### YOUR ASSIGNMENT
Answer with the number of lines in the listing below that contain the word "data", and nothing else.

=== Section Start ===

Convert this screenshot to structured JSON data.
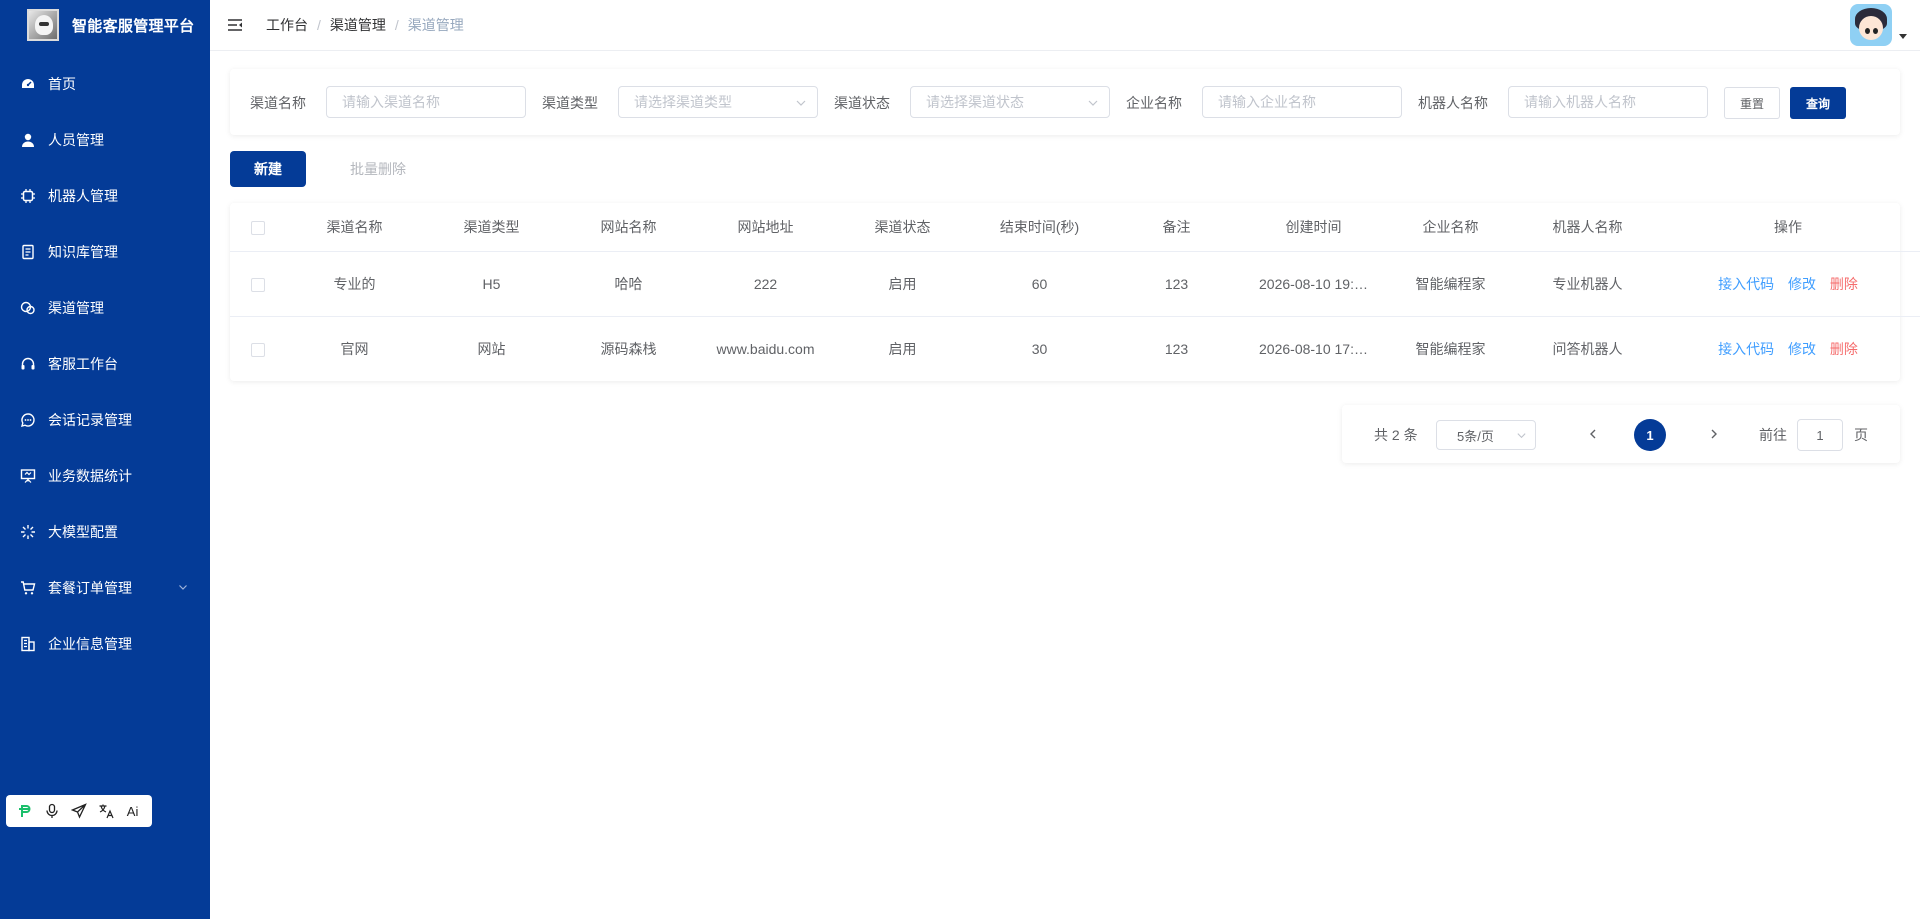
{
  "sidebar": {
    "brand_title": "智能客服管理平台",
    "items": [
      {
        "label": "首页",
        "icon": "dashboard-icon"
      },
      {
        "label": "人员管理",
        "icon": "user-icon"
      },
      {
        "label": "机器人管理",
        "icon": "chip-icon"
      },
      {
        "label": "知识库管理",
        "icon": "book-icon"
      },
      {
        "label": "渠道管理",
        "icon": "channel-icon"
      },
      {
        "label": "客服工作台",
        "icon": "headset-icon"
      },
      {
        "label": "会话记录管理",
        "icon": "chat-icon"
      },
      {
        "label": "业务数据统计",
        "icon": "presentation-icon"
      },
      {
        "label": "大模型配置",
        "icon": "sparkle-icon"
      },
      {
        "label": "套餐订单管理",
        "icon": "cart-icon"
      },
      {
        "label": "企业信息管理",
        "icon": "building-icon"
      }
    ],
    "tools": [
      "pinyin-p-icon",
      "microphone-icon",
      "send-icon",
      "translate-icon",
      "ai-text-icon"
    ],
    "tool_ai_text": "Ai"
  },
  "header": {
    "breadcrumb": [
      "工作台",
      "渠道管理",
      "渠道管理"
    ],
    "separator": "/"
  },
  "search": {
    "channel_name_label": "渠道名称",
    "channel_name_placeholder": "请输入渠道名称",
    "channel_type_label": "渠道类型",
    "channel_type_placeholder": "请选择渠道类型",
    "channel_status_label": "渠道状态",
    "channel_status_placeholder": "请选择渠道状态",
    "company_label": "企业名称",
    "company_placeholder": "请输入企业名称",
    "robot_label": "机器人名称",
    "robot_placeholder": "请输入机器人名称",
    "reset_label": "重置",
    "query_label": "查询"
  },
  "actions": {
    "new_label": "新建",
    "batch_delete_label": "批量删除"
  },
  "table": {
    "headers": [
      "渠道名称",
      "渠道类型",
      "网站名称",
      "网站地址",
      "渠道状态",
      "结束时间(秒)",
      "备注",
      "创建时间",
      "企业名称",
      "机器人名称",
      "操作"
    ],
    "rows": [
      {
        "name": "专业的",
        "type": "H5",
        "site": "哈哈",
        "url": "222",
        "status": "启用",
        "end": "60",
        "remark": "123",
        "created": "2026-08-10 19:…",
        "company": "智能编程家",
        "robot": "专业机器人"
      },
      {
        "name": "官网",
        "type": "网站",
        "site": "源码森栈",
        "url": "www.baidu.com",
        "status": "启用",
        "end": "30",
        "remark": "123",
        "created": "2026-08-10 17:…",
        "company": "智能编程家",
        "robot": "问答机器人"
      }
    ],
    "op_code": "接入代码",
    "op_edit": "修改",
    "op_delete": "删除"
  },
  "pagination": {
    "total_text": "共 2 条",
    "page_size": "5条/页",
    "current_page": "1",
    "goto_label": "前往",
    "goto_value": "1",
    "page_unit": "页"
  },
  "colors": {
    "primary": "#043b97",
    "link": "#409eff",
    "danger": "#f56c6c"
  }
}
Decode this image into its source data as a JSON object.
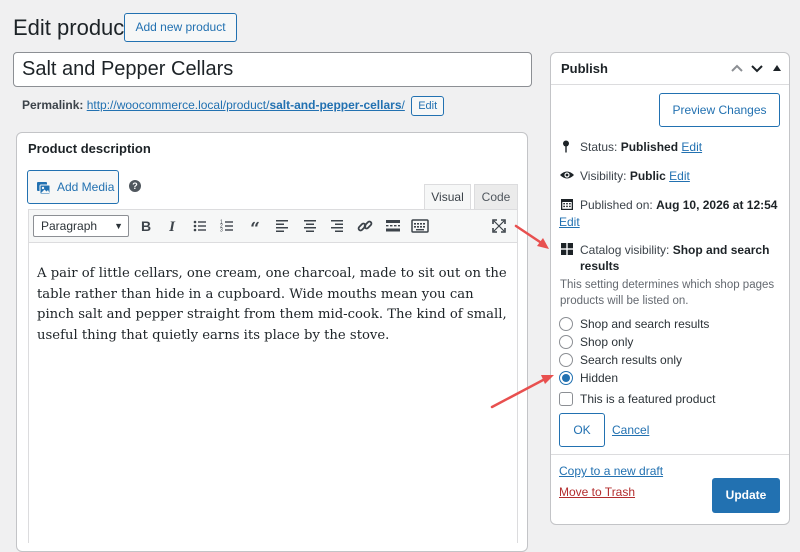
{
  "page": {
    "title": "Edit product",
    "add_new_label": "Add new product"
  },
  "product": {
    "title_value": "Salt and Pepper Cellars",
    "permalink_label": "Permalink:",
    "permalink_base": "http://woocommerce.local/product/",
    "permalink_slug": "salt-and-pepper-cellars",
    "permalink_trailing": "/",
    "permalink_edit_label": "Edit"
  },
  "description": {
    "title": "Product description",
    "add_media_label": "Add Media",
    "help_glyph": "?",
    "tab_visual": "Visual",
    "tab_code": "Code",
    "format_select": "Paragraph",
    "body": "A pair of little cellars, one cream, one charcoal, made to sit out on the table rather than hide in a cupboard. Wide mouths mean you can pinch salt and pepper straight from them mid-cook. The kind of small, useful thing that quietly earns its place by the stove.",
    "toolbar_icons": [
      "bold-icon",
      "italic-icon",
      "bulleted-list-icon",
      "numbered-list-icon",
      "blockquote-icon",
      "align-left-icon",
      "align-center-icon",
      "align-right-icon",
      "insert-link-icon",
      "read-more-icon",
      "toolbar-toggle-icon",
      "fullscreen-icon"
    ]
  },
  "publish": {
    "title": "Publish",
    "preview_label": "Preview Changes",
    "status_label": "Status:",
    "status_value": "Published",
    "visibility_label": "Visibility:",
    "visibility_value": "Public",
    "published_label": "Published on:",
    "published_value": "Aug 10, 2026 at 12:54",
    "edit_label": "Edit",
    "catalog_label": "Catalog visibility:",
    "catalog_value_line1": "Shop and search",
    "catalog_value_line2": "results",
    "helper_text": "This setting determines which shop pages products will be listed on.",
    "options": [
      {
        "label": "Shop and search results",
        "checked": false
      },
      {
        "label": "Shop only",
        "checked": false
      },
      {
        "label": "Search results only",
        "checked": false
      },
      {
        "label": "Hidden",
        "checked": true
      }
    ],
    "featured_label": "This is a featured product",
    "featured_checked": false,
    "ok_label": "OK",
    "cancel_label": "Cancel",
    "copy_draft_label": "Copy to a new draft",
    "trash_label": "Move to Trash",
    "update_label": "Update"
  },
  "colors": {
    "accent": "#2271b1",
    "trash": "#b32d2e",
    "annotation_arrow": "#e8504f"
  }
}
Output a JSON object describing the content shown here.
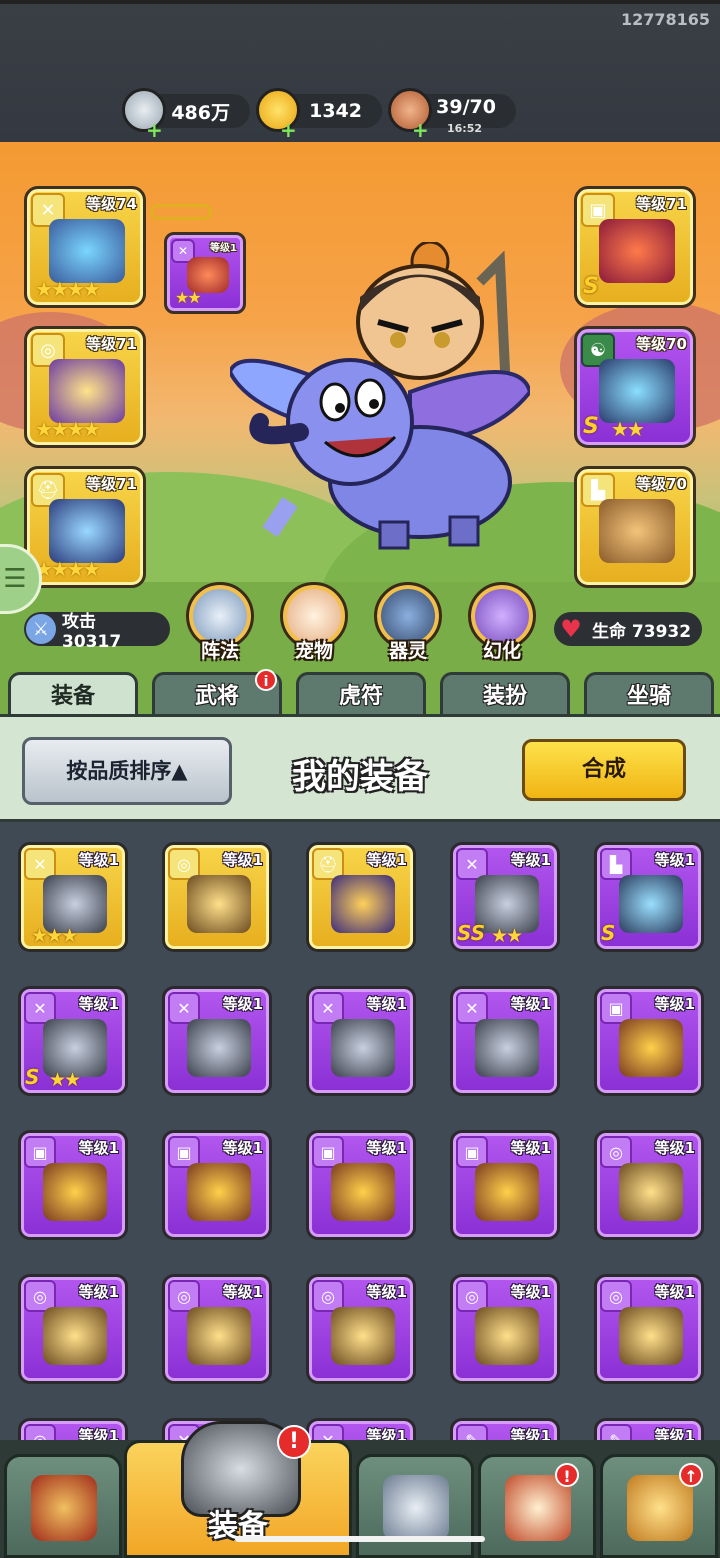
{
  "uid": "12778165",
  "resources": {
    "coins": "486万",
    "gold": "1342",
    "stamina": "39/70",
    "stamina_timer": "16:52"
  },
  "scene": {
    "left_slots": [
      {
        "level": "等级74",
        "tag": "sword-icon",
        "stars": "★★★★",
        "quality": "gold"
      },
      {
        "level": "等级71",
        "tag": "medal-icon",
        "stars": "★★★★",
        "quality": "gold"
      },
      {
        "level": "等级71",
        "tag": "helmet-icon",
        "stars": "★★★★",
        "quality": "gold"
      }
    ],
    "linked_slot": {
      "level": "等级1",
      "stars": "★★"
    },
    "right_slots": [
      {
        "level": "等级71",
        "tag": "armor-icon",
        "grade": "S",
        "stars": "",
        "quality": "gold"
      },
      {
        "level": "等级70",
        "tag": "yinyang-icon",
        "grade": "S",
        "stars": "★★",
        "quality": "purple"
      },
      {
        "level": "等级70",
        "tag": "boot-icon",
        "grade": "",
        "stars": "",
        "quality": "gold"
      }
    ],
    "attack_label": "攻击 30317",
    "life_label": "生命 73932",
    "circle_buttons": [
      "阵法",
      "宠物",
      "器灵",
      "幻化"
    ]
  },
  "tabs": [
    "装备",
    "武将",
    "虎符",
    "装扮",
    "坐骑"
  ],
  "panel": {
    "sort_label": "按品质排序▲",
    "title": "我的装备",
    "combine_label": "合成"
  },
  "items": [
    {
      "level": "等级1",
      "quality": "gold",
      "tag": "sword-icon",
      "grade": "",
      "stars": "★★★"
    },
    {
      "level": "等级1",
      "quality": "gold",
      "tag": "medal-icon",
      "grade": "",
      "stars": ""
    },
    {
      "level": "等级1",
      "quality": "gold",
      "tag": "helmet-icon",
      "grade": "",
      "stars": ""
    },
    {
      "level": "等级1",
      "quality": "purple",
      "tag": "sword-icon",
      "grade": "SS",
      "stars": "★★"
    },
    {
      "level": "等级1",
      "quality": "purple",
      "tag": "boot-icon",
      "grade": "S",
      "stars": ""
    },
    {
      "level": "等级1",
      "quality": "purple",
      "tag": "sword-icon",
      "grade": "S",
      "stars": "★★"
    },
    {
      "level": "等级1",
      "quality": "purple",
      "tag": "sword-icon",
      "grade": "",
      "stars": ""
    },
    {
      "level": "等级1",
      "quality": "purple",
      "tag": "sword-icon",
      "grade": "",
      "stars": ""
    },
    {
      "level": "等级1",
      "quality": "purple",
      "tag": "sword-icon",
      "grade": "",
      "stars": ""
    },
    {
      "level": "等级1",
      "quality": "purple",
      "tag": "armor-icon",
      "grade": "",
      "stars": ""
    },
    {
      "level": "等级1",
      "quality": "purple",
      "tag": "armor-icon",
      "grade": "",
      "stars": ""
    },
    {
      "level": "等级1",
      "quality": "purple",
      "tag": "armor-icon",
      "grade": "",
      "stars": ""
    },
    {
      "level": "等级1",
      "quality": "purple",
      "tag": "armor-icon",
      "grade": "",
      "stars": ""
    },
    {
      "level": "等级1",
      "quality": "purple",
      "tag": "armor-icon",
      "grade": "",
      "stars": ""
    },
    {
      "level": "等级1",
      "quality": "purple",
      "tag": "medal-icon",
      "grade": "",
      "stars": ""
    },
    {
      "level": "等级1",
      "quality": "purple",
      "tag": "medal-icon",
      "grade": "",
      "stars": ""
    },
    {
      "level": "等级1",
      "quality": "purple",
      "tag": "medal-icon",
      "grade": "",
      "stars": ""
    },
    {
      "level": "等级1",
      "quality": "purple",
      "tag": "medal-icon",
      "grade": "",
      "stars": ""
    },
    {
      "level": "等级1",
      "quality": "purple",
      "tag": "medal-icon",
      "grade": "",
      "stars": ""
    },
    {
      "level": "等级1",
      "quality": "purple",
      "tag": "medal-icon",
      "grade": "",
      "stars": ""
    },
    {
      "level": "等级1",
      "quality": "purple",
      "tag": "medal-icon",
      "grade": "",
      "stars": ""
    },
    {
      "level": "等级1",
      "quality": "purple",
      "tag": "sword-icon",
      "grade": "",
      "stars": ""
    },
    {
      "level": "等级1",
      "quality": "purple",
      "tag": "sword-icon",
      "grade": "",
      "stars": ""
    },
    {
      "level": "等级1",
      "quality": "purple",
      "tag": "scroll-icon",
      "grade": "",
      "stars": ""
    },
    {
      "level": "等级1",
      "quality": "purple",
      "tag": "scroll-icon",
      "grade": "",
      "stars": ""
    }
  ],
  "bottom_nav": {
    "active_label": "装备",
    "alert": "!"
  }
}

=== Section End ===

### TASK SOLUTION
2